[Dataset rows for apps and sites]
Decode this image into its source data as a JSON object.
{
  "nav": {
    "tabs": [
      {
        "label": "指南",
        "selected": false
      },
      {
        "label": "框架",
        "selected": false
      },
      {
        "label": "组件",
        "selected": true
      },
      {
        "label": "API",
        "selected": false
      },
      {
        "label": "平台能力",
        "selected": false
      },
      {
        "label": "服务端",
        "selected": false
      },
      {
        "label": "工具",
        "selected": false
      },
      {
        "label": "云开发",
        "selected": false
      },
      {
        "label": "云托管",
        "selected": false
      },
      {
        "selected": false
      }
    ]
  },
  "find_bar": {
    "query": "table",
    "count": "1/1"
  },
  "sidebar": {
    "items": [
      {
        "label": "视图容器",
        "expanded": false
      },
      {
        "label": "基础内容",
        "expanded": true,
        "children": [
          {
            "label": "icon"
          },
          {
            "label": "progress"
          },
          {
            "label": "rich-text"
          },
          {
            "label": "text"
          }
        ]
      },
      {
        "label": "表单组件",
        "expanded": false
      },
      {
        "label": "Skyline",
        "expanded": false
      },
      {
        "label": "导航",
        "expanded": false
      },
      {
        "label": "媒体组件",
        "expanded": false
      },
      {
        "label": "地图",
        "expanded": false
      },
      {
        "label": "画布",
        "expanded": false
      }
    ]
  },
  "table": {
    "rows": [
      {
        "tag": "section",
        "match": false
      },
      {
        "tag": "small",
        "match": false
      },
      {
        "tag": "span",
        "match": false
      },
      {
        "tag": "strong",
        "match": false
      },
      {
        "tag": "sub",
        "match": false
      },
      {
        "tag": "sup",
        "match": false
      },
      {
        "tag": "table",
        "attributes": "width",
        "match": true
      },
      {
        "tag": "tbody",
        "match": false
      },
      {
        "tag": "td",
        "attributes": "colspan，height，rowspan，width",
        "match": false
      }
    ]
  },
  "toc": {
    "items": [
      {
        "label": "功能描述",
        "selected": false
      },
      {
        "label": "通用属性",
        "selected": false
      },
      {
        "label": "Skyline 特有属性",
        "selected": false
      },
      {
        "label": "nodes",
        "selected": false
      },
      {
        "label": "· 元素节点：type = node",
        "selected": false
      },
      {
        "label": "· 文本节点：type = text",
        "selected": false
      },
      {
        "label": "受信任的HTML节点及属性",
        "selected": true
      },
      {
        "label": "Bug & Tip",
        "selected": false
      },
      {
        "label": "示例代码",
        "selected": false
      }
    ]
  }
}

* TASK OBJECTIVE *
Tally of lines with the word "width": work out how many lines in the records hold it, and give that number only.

* TASK RESPONSE *
2